TASK INSTRUCTIONS :: Gather the lines from the material that contain "data".

╭─ ENTRIES SUPPLIED

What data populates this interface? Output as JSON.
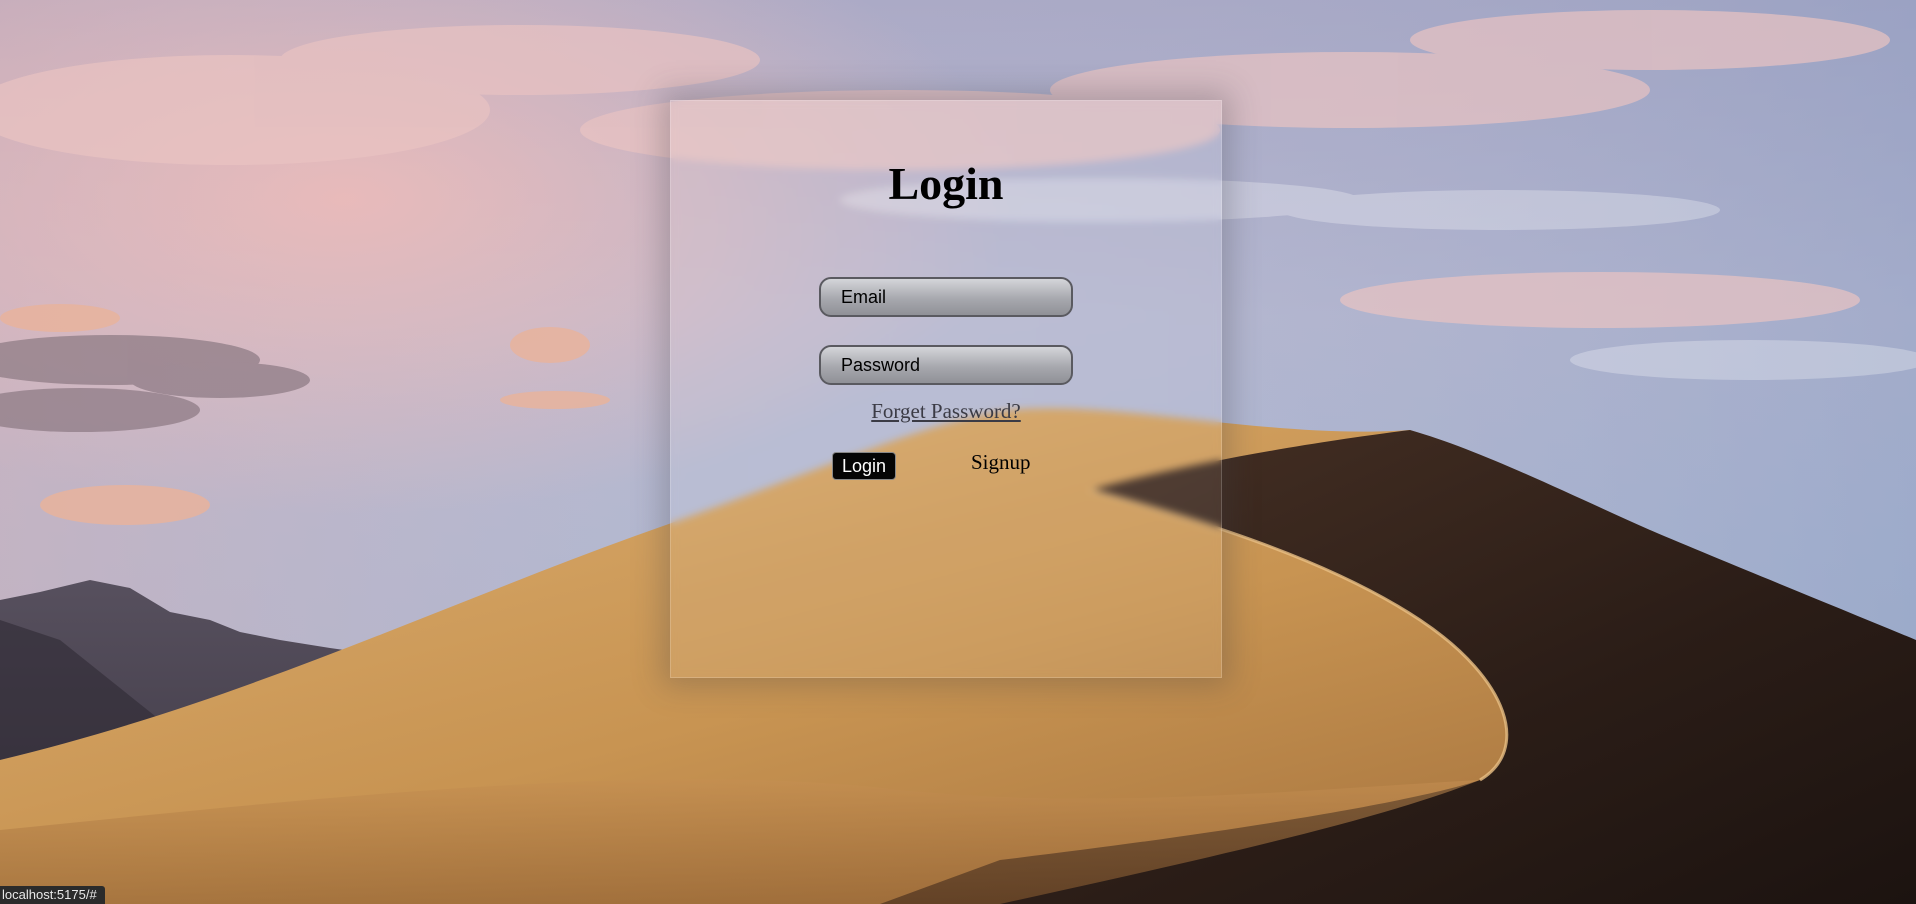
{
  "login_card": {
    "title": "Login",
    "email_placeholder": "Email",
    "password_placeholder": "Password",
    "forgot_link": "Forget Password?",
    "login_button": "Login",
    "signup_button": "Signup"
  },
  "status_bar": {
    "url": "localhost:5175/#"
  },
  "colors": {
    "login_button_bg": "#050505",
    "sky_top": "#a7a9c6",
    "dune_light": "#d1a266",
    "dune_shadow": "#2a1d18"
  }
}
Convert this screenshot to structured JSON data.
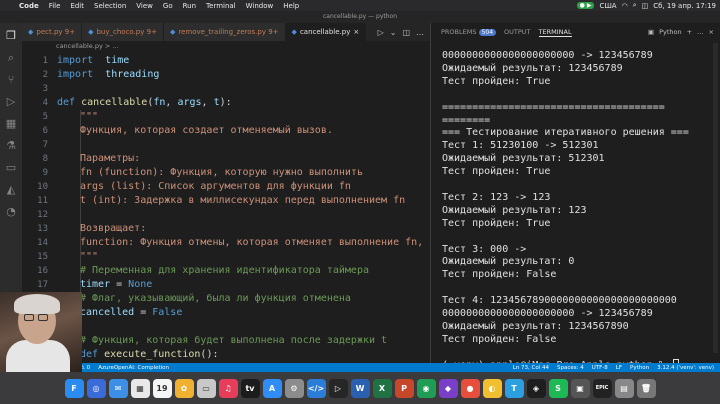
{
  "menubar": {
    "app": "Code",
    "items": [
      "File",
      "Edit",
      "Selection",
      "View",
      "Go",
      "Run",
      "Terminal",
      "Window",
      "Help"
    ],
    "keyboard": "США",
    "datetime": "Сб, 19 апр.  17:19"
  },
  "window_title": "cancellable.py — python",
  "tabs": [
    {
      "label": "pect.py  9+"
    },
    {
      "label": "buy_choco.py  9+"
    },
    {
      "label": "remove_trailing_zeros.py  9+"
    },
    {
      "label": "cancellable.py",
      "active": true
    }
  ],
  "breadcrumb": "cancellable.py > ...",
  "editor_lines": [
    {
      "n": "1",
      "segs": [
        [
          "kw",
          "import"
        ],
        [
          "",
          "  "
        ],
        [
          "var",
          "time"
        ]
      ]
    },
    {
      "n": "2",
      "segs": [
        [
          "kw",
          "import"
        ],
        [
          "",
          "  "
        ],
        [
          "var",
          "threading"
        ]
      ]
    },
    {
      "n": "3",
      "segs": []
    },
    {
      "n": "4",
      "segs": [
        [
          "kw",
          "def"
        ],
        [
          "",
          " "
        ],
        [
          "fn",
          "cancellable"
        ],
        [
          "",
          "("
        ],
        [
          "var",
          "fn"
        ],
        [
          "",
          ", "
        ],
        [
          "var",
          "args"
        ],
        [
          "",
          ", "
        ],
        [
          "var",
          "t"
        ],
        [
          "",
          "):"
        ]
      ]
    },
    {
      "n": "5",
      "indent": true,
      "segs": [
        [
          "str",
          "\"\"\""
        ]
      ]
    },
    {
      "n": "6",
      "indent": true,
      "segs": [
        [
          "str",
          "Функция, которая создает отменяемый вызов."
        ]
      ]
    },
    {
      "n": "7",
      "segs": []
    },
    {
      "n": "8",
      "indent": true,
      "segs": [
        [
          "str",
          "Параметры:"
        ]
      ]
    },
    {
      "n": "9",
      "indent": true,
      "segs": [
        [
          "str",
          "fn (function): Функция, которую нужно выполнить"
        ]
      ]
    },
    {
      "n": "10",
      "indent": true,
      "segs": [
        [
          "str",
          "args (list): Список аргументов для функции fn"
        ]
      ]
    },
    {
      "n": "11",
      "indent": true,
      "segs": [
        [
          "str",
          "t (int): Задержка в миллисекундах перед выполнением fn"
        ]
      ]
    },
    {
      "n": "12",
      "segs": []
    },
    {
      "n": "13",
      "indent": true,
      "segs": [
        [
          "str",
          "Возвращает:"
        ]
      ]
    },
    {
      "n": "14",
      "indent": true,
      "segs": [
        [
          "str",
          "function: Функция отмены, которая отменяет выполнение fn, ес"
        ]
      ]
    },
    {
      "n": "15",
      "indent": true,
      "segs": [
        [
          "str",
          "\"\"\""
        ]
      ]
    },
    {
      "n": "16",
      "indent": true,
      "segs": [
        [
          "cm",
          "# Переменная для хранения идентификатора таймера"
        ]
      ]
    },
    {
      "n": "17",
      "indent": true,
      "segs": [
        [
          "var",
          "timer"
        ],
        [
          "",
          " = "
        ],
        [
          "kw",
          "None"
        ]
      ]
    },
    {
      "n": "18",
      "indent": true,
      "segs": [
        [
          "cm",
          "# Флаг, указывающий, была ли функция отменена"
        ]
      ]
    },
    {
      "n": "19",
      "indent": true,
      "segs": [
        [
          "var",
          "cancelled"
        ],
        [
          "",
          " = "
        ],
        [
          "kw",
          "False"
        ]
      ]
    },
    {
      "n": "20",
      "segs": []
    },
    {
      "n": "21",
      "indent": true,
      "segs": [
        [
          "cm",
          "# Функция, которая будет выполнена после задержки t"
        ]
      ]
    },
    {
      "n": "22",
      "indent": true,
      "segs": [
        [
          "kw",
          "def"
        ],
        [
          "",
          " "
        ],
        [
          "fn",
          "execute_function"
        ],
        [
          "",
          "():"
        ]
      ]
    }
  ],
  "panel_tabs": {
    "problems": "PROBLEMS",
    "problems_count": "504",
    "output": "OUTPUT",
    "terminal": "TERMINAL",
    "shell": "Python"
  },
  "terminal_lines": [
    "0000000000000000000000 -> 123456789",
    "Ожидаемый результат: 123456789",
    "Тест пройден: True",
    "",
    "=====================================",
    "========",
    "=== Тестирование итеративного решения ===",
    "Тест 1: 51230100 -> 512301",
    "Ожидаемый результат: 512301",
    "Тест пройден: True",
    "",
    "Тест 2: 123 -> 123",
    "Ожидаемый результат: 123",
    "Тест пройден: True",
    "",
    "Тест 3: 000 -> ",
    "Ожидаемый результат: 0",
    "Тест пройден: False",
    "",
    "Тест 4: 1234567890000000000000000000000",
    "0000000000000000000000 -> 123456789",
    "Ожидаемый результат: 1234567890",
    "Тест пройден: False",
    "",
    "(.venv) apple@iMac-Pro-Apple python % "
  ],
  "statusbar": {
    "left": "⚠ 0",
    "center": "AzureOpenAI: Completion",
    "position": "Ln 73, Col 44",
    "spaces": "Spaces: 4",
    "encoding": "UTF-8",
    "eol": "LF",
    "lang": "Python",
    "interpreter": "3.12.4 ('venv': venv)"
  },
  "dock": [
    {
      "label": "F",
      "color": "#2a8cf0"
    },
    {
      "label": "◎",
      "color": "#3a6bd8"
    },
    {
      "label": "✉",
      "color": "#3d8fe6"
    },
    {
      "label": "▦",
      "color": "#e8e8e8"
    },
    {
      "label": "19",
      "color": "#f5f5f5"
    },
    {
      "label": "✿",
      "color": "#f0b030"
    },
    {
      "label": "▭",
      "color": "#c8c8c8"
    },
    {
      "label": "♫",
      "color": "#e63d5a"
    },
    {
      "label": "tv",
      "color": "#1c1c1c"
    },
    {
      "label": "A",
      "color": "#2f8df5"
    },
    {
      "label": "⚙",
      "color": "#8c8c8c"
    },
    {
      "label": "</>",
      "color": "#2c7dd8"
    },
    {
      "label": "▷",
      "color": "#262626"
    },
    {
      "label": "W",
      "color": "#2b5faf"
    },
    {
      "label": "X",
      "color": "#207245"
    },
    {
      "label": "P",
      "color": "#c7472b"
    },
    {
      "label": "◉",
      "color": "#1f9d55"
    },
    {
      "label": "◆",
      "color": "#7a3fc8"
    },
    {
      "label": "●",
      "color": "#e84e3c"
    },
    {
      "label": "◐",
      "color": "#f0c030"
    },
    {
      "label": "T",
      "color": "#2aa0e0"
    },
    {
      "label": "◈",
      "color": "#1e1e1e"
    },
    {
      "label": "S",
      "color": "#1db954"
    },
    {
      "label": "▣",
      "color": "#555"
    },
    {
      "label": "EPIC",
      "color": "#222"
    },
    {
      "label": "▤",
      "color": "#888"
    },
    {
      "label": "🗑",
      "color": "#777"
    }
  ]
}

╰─
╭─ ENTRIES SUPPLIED

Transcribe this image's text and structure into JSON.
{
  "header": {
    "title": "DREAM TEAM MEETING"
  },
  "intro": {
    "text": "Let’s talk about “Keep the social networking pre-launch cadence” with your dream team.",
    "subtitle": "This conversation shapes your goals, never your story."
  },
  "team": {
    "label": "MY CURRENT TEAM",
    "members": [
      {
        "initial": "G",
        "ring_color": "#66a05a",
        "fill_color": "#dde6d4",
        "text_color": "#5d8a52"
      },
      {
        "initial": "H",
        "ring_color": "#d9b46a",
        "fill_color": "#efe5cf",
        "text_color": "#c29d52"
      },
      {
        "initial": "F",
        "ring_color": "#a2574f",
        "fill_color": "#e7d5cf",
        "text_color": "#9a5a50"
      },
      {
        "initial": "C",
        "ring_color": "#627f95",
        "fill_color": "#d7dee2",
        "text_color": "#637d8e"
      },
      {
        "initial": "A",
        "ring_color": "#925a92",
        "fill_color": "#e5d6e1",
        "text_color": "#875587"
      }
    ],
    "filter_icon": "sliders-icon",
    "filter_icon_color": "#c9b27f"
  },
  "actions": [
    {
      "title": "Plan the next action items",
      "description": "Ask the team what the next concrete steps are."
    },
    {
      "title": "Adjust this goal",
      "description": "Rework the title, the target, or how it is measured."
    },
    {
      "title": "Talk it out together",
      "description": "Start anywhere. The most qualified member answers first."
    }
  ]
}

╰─

TASK RESULT ::
What data populates this interface? Output as JSON.
Convert this screenshot to structured JSON data.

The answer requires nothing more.